Sports Complex Design Drops Dome

The current designs for the sports complex is one large building. (Screenshot by Judy Smestad-Nunn)

  BRICK – A design revision for the proposed superdome sports complex required a hearing before the Planning Board when it was announced there will no longer be a dome in the plan.

  The original three-building layout included the 75,000-square-foot dome fronted by two additional buildings housing a daycare center, basketball courts and offices.

  The plan was altered due to fire code compliance.

  “We ran into a concern that Mr. [Kevin] Batzel the fire official had with our dome design,” said applicant attorney John Jackson.

  “Due to the spacing of the buildings he felt that regulations require that it has to have a fire suppression system, but it’s hard to hang in a blow-up building.”

  The developer, LCP Sports II Urban Renewal looked at a variety of options and decided to remove the spacing between the buildings and combine the three structures into a solid, single building, which Jackson called “a better product” since the building is “safer, more sturdy, more attractive and can handle a modern fire suppression system.”

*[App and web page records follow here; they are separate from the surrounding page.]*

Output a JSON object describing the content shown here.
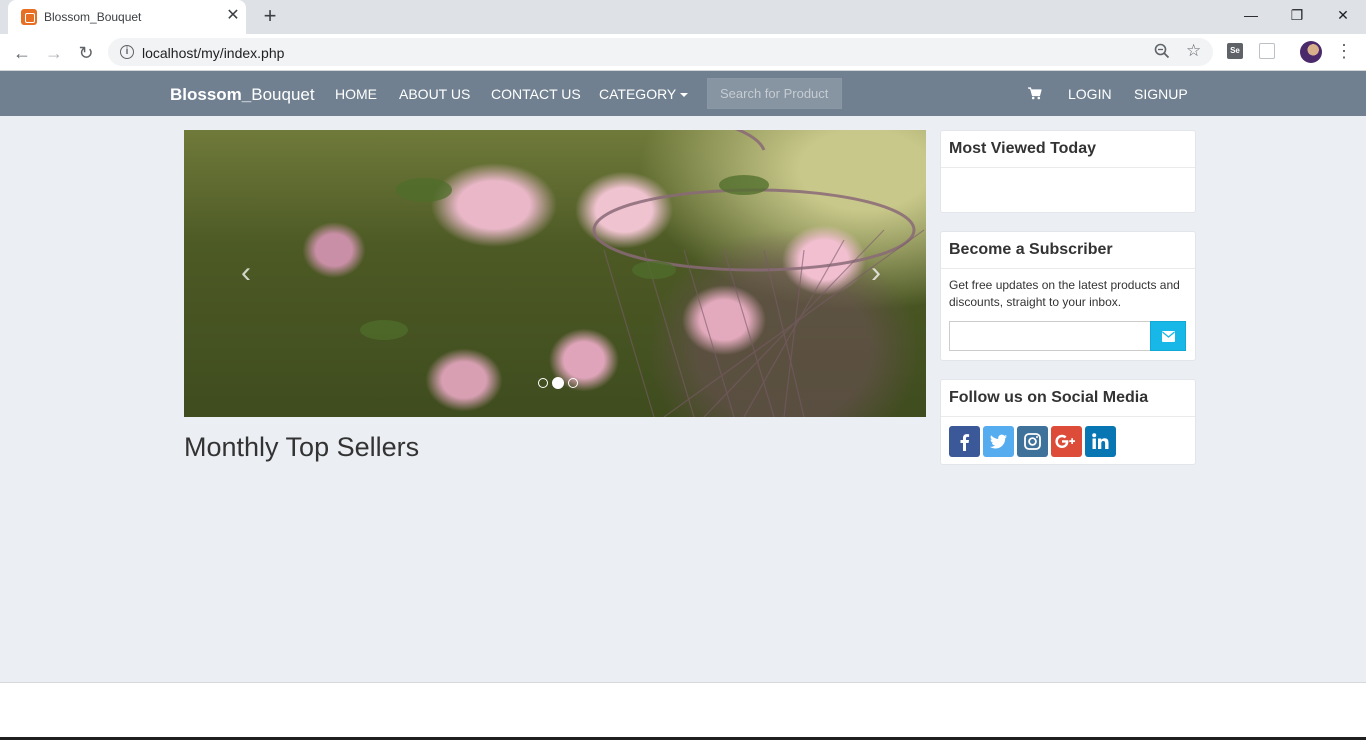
{
  "browser": {
    "tab_title": "Blossom_Bouquet",
    "tab_close": "✕",
    "new_tab": "+",
    "url": "localhost/my/index.php"
  },
  "navbar": {
    "brand_bold": "Blossom_",
    "brand_rest": "Bouquet",
    "links": [
      "HOME",
      "ABOUT US",
      "CONTACT US",
      "CATEGORY"
    ],
    "search_placeholder": "Search for Product",
    "login": "LOGIN",
    "signup": "SIGNUP"
  },
  "carousel": {
    "prev_label": "‹",
    "next_label": "›",
    "slide_count": 3,
    "active_slide": 2
  },
  "main": {
    "section_title": "Monthly Top Sellers"
  },
  "sidebar": {
    "most_viewed_title": "Most Viewed Today",
    "subscriber_title": "Become a Subscriber",
    "subscriber_text": "Get free updates on the latest products and discounts, straight to your inbox.",
    "social_title": "Follow us on Social Media",
    "social_networks": [
      {
        "name": "facebook",
        "color": "#3b5998"
      },
      {
        "name": "twitter",
        "color": "#55acee"
      },
      {
        "name": "instagram",
        "color": "#3f729b"
      },
      {
        "name": "google-plus",
        "color": "#dd4b39"
      },
      {
        "name": "linkedin",
        "color": "#0976b4"
      }
    ],
    "subscribe_button_color": "#17b8e8"
  },
  "colors": {
    "navbar": "#708090",
    "page_background": "#ebeef3"
  }
}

  The change is simple and straightforward, said applicant engineer Jeffrey Carr. “It wasn’t something that stemmed from a desire that the applicant had, but it was more one of a combination of the building code official, Mr. [Daniel] Newman, and Mr. Batzel looking at it after we started applying for building permits.”

  The buildings were separated by 20 feet. The single building eliminates the spacing, and aside from a four-foot shift forward, would have nearly the same footprint as the previous proposed buildings, the engineer said.

The site, located behind Aldi’s, is currently being worked on. (Photo by Judy Smestad-Nunn)

  The traffic circulation stays the same as in the original plan, Carr added.

  The building sits 24 feet from the back property line instead of the original proposal, which was 20 feet away. A fire truck can access all around the property, he said, and the new plan allows for four additional parking spaces.

  Township planner Tara Paxton said if there had been a fire in the dome, the bubble would collapse and suppress the fire, but since the other buildings were so close, a fire could spread from the dome to the other structures before the dome collapsed.

  Sprinklers would have to be installed in the bubble, which cannot be done on the structural fabric.

  “So that wouldn’t work,” she said. “We tried for weeks and months to solve the fire issue.”

  Paxton, who also called the new single building “more aesthetically pleasing,” said that previous testimony and approved variances still apply to the revised plan.

The sports complex plan used to have a fabric dome. (Screenshot by Judy Smestad-Nunn)

  There were no questions from the audience or Board members, who unanimously voted in favor of the revised development.

  The site is in the middle of Brick Township and has a long history, Jackson said.

  It was formerly the site of a Foodtown, and the 11-acre parcel was purchased by the township for $6.1 million in 2003.

  The property was split and the township was paid a total of $5 million. An Aldi supermarket was built on the parcel fronting Route 70 and had its grand opening in December 2022.

  “We’re just seeking to put this final piece together, and my clients are very anxious to get going with this,” Jackson said.